- **Material provided**
——

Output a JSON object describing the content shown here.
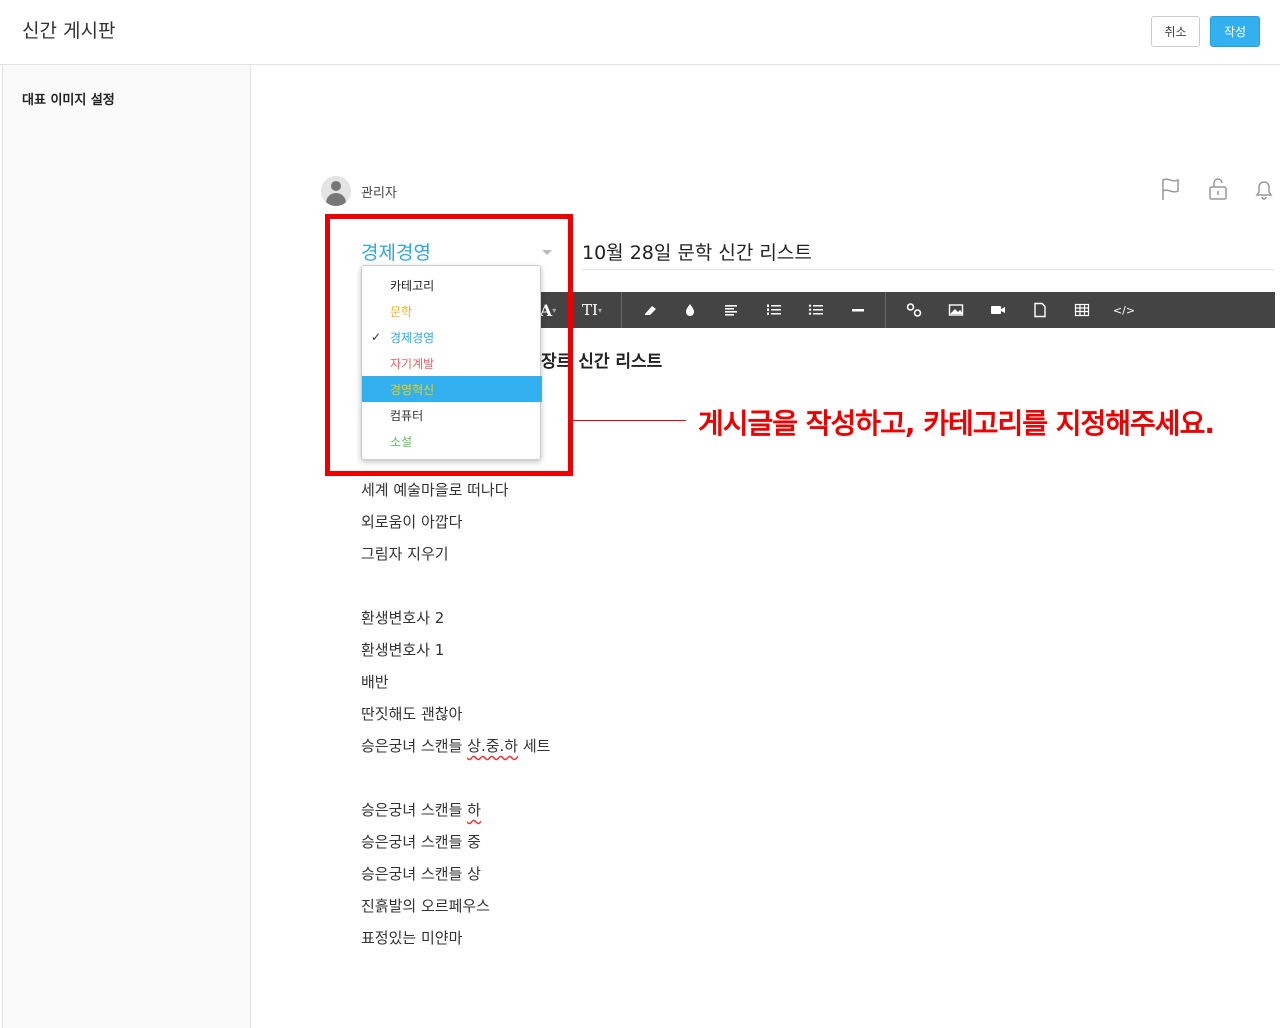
{
  "header": {
    "title": "신간 게시판",
    "cancel_label": "취소",
    "submit_label": "작성"
  },
  "sidebar": {
    "items": [
      {
        "label": "대표 이미지 설정"
      }
    ]
  },
  "post": {
    "author": "관리자",
    "category": "경제경영",
    "title": "10월 28일 문학 신간 리스트",
    "heading_partial": "장르 신간 리스트"
  },
  "category_dropdown": {
    "options": [
      {
        "label": "카테고리",
        "color": "#333333"
      },
      {
        "label": "문학",
        "color": "#f0b020"
      },
      {
        "label": "경제경영",
        "color": "#2ca8e0",
        "checked": true
      },
      {
        "label": "자기계발",
        "color": "#f06060"
      },
      {
        "label": "경영혁신",
        "color": "#f5d000",
        "highlighted": true
      },
      {
        "label": "컴퓨터",
        "color": "#333333"
      },
      {
        "label": "소설",
        "color": "#5cbf5c"
      }
    ]
  },
  "content_lines": {
    "l1": "세계 예술마을로 떠나다",
    "l2": "외로움이 아깝다",
    "l3": "그림자 지우기",
    "l4": "환생변호사 2",
    "l5": "환생변호사 1",
    "l6": "배반",
    "l7": "딴짓해도 괜찮아",
    "l8a": "승은궁녀 스캔들 ",
    "l8b": "상.중.하",
    "l8c": " 세트",
    "l9a": "승은궁녀 스캔들 ",
    "l9b": "하",
    "l10": "승은궁녀 스캔들 중",
    "l11": "승은궁녀 스캔들 상",
    "l12": "진흙발의 오르페우스",
    "l13": "표정있는 미얀마"
  },
  "annotation": {
    "callout": "게시글을 작성하고, 카테고리를 지정해주세요."
  },
  "colors": {
    "accent": "#33b0f0",
    "annotation": "#ee0000"
  }
}
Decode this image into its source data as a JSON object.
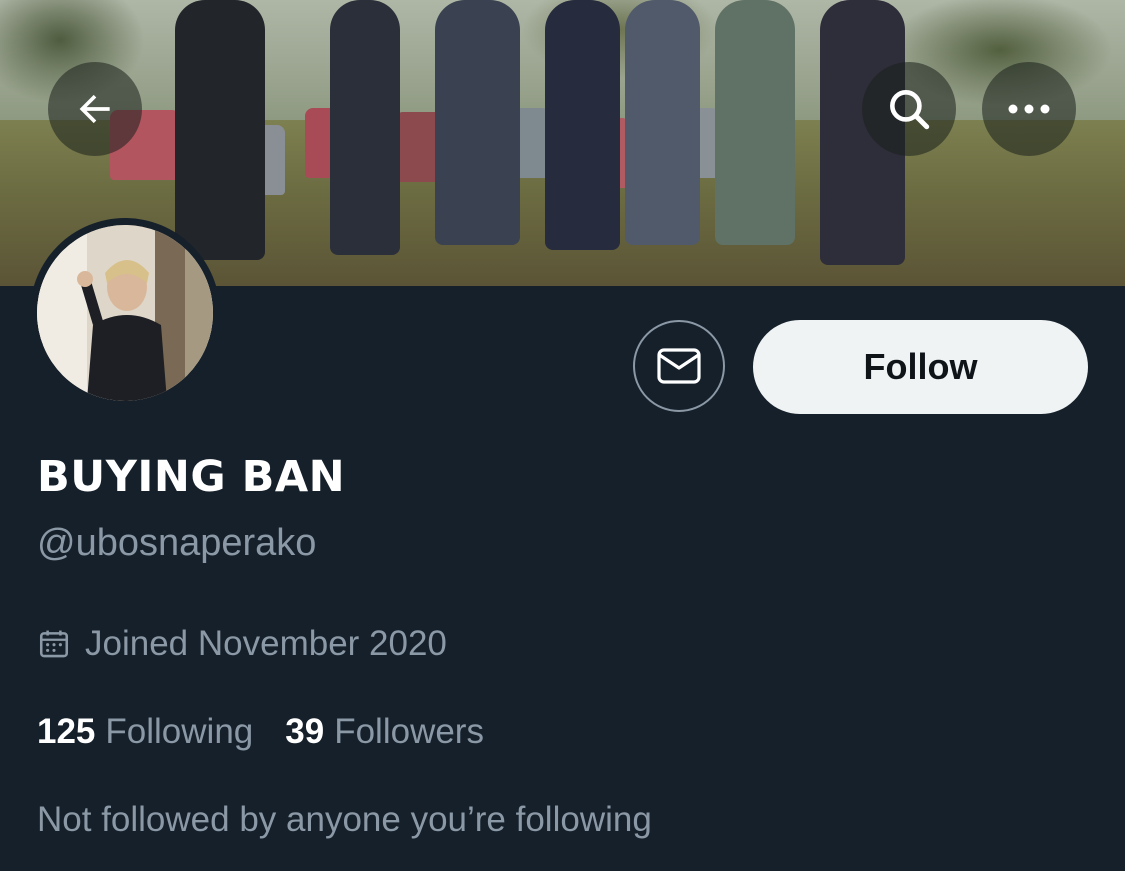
{
  "header": {
    "back_icon": "arrow-left-icon",
    "search_icon": "search-icon",
    "more_icon": "more-horizontal-icon"
  },
  "profile": {
    "display_name": "BUYING BAN",
    "handle": "@ubosnaperako",
    "joined": "Joined November 2020",
    "following_count": "125",
    "following_label": "Following",
    "followers_count": "39",
    "followers_label": "Followers",
    "social_context": "Not followed by anyone you’re following"
  },
  "actions": {
    "message_icon": "mail-icon",
    "follow_label": "Follow"
  },
  "colors": {
    "background": "#15202b",
    "primary_text": "#ffffff",
    "secondary_text": "#8b98a5",
    "follow_button_bg": "#eff3f4",
    "follow_button_text": "#0f1419"
  }
}
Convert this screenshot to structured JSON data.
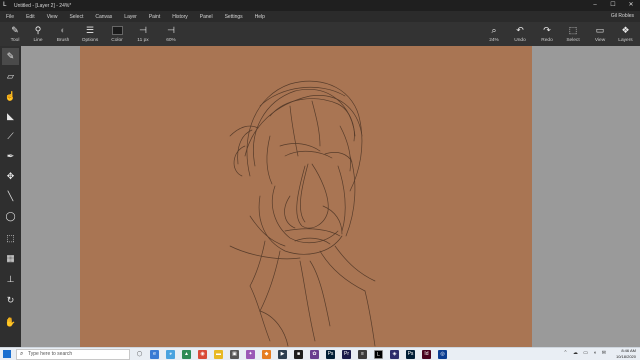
{
  "window": {
    "title": "Untitled - [Layer 2] - 24%*",
    "minimize": "–",
    "maximize": "☐",
    "close": "✕"
  },
  "menu": {
    "items": [
      "File",
      "Edit",
      "View",
      "Select",
      "Canvas",
      "Layer",
      "Paint",
      "History",
      "Panel",
      "Settings",
      "Help"
    ],
    "user": "Gil Robles"
  },
  "toolbar": {
    "tool": "Tool",
    "line": "Line",
    "brush": "Brush",
    "options": "Options",
    "color": "Color",
    "size": "11 px",
    "opacity": "60%",
    "zoom": "24%",
    "undo": "Undo",
    "redo": "Redo",
    "select": "Select",
    "view": "View",
    "layers": "Layers"
  },
  "colors": {
    "swatch": "#1b1b1b",
    "canvas": "#a97553",
    "stroke": "#4a3324"
  },
  "sidebar_tools": [
    "brush-icon",
    "eraser-icon",
    "smudge-icon",
    "fill-icon",
    "eyedropper-icon",
    "pen-icon",
    "move-icon",
    "line-icon",
    "lasso-icon",
    "rect-select-icon",
    "gradient-icon",
    "stamp-icon",
    "rotate-icon",
    "hand-icon"
  ],
  "taskbar": {
    "search_placeholder": "Type here to search",
    "time": "8:46 AM",
    "date": "10/18/2020"
  }
}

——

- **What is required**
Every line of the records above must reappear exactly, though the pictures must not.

- **Task response**
Output a JSON object describing the content shown here.
{
  "header": {
    "title": "신간 게시판",
    "cancel_label": "취소",
    "submit_label": "작성"
  },
  "sidebar": {
    "items": [
      {
        "label": "대표 이미지 설정"
      }
    ]
  },
  "post": {
    "author": "관리자",
    "category": "경제경영",
    "title": "10월 28일 문학 신간 리스트",
    "heading_partial": "장르 신간 리스트"
  },
  "category_dropdown": {
    "options": [
      {
        "label": "카테고리",
        "color": "#333333"
      },
      {
        "label": "문학",
        "color": "#f0b020"
      },
      {
        "label": "경제경영",
        "color": "#2ca8e0",
        "checked": true
      },
      {
        "label": "자기계발",
        "color": "#f06060"
      },
      {
        "label": "경영혁신",
        "color": "#f5d000",
        "highlighted": true
      },
      {
        "label": "컴퓨터",
        "color": "#333333"
      },
      {
        "label": "소설",
        "color": "#5cbf5c"
      }
    ]
  },
  "content_lines": {
    "l1": "세계 예술마을로 떠나다",
    "l2": "외로움이 아깝다",
    "l3": "그림자 지우기",
    "l4": "환생변호사 2",
    "l5": "환생변호사 1",
    "l6": "배반",
    "l7": "딴짓해도 괜찮아",
    "l8a": "승은궁녀 스캔들 ",
    "l8b": "상.중.하",
    "l8c": " 세트",
    "l9a": "승은궁녀 스캔들 ",
    "l9b": "하",
    "l10": "승은궁녀 스캔들 중",
    "l11": "승은궁녀 스캔들 상",
    "l12": "진흙발의 오르페우스",
    "l13": "표정있는 미얀마"
  },
  "annotation": {
    "callout": "게시글을 작성하고, 카테고리를 지정해주세요."
  },
  "colors": {
    "accent": "#33b0f0",
    "annotation": "#ee0000"
  }
}
Decode this image into its source data as a JSON object.
{
  "header": {
    "back_icon": "arrow-left-icon",
    "search_icon": "search-icon",
    "more_icon": "more-horizontal-icon"
  },
  "profile": {
    "display_name": "BUYING BAN",
    "handle": "@ubosnaperako",
    "joined": "Joined November 2020",
    "following_count": "125",
    "following_label": "Following",
    "followers_count": "39",
    "followers_label": "Followers",
    "social_context": "Not followed by anyone you’re following"
  },
  "actions": {
    "message_icon": "mail-icon",
    "follow_label": "Follow"
  },
  "colors": {
    "background": "#15202b",
    "primary_text": "#ffffff",
    "secondary_text": "#8b98a5",
    "follow_button_bg": "#eff3f4",
    "follow_button_text": "#0f1419"
  }
}
Convert this screenshot to structured JSON data.
{
  "window": {
    "title": "Untitled - [Layer 2] - 24%*",
    "minimize": "–",
    "maximize": "☐",
    "close": "✕"
  },
  "menu": {
    "items": [
      "File",
      "Edit",
      "View",
      "Select",
      "Canvas",
      "Layer",
      "Paint",
      "History",
      "Panel",
      "Settings",
      "Help"
    ],
    "user": "Gil Robles"
  },
  "toolbar": {
    "tool": "Tool",
    "line": "Line",
    "brush": "Brush",
    "options": "Options",
    "color": "Color",
    "size": "11 px",
    "opacity": "60%",
    "zoom": "24%",
    "undo": "Undo",
    "redo": "Redo",
    "select": "Select",
    "view": "View",
    "layers": "Layers"
  },
  "colors": {
    "swatch": "#1b1b1b",
    "canvas": "#a97553",
    "stroke": "#4a3324"
  },
  "sidebar_tools": [
    "brush-icon",
    "eraser-icon",
    "smudge-icon",
    "fill-icon",
    "eyedropper-icon",
    "pen-icon",
    "move-icon",
    "line-icon",
    "lasso-icon",
    "rect-select-icon",
    "gradient-icon",
    "stamp-icon",
    "rotate-icon",
    "hand-icon"
  ],
  "taskbar": {
    "search_placeholder": "Type here to search",
    "time": "8:46 AM",
    "date": "10/18/2020"
  }
}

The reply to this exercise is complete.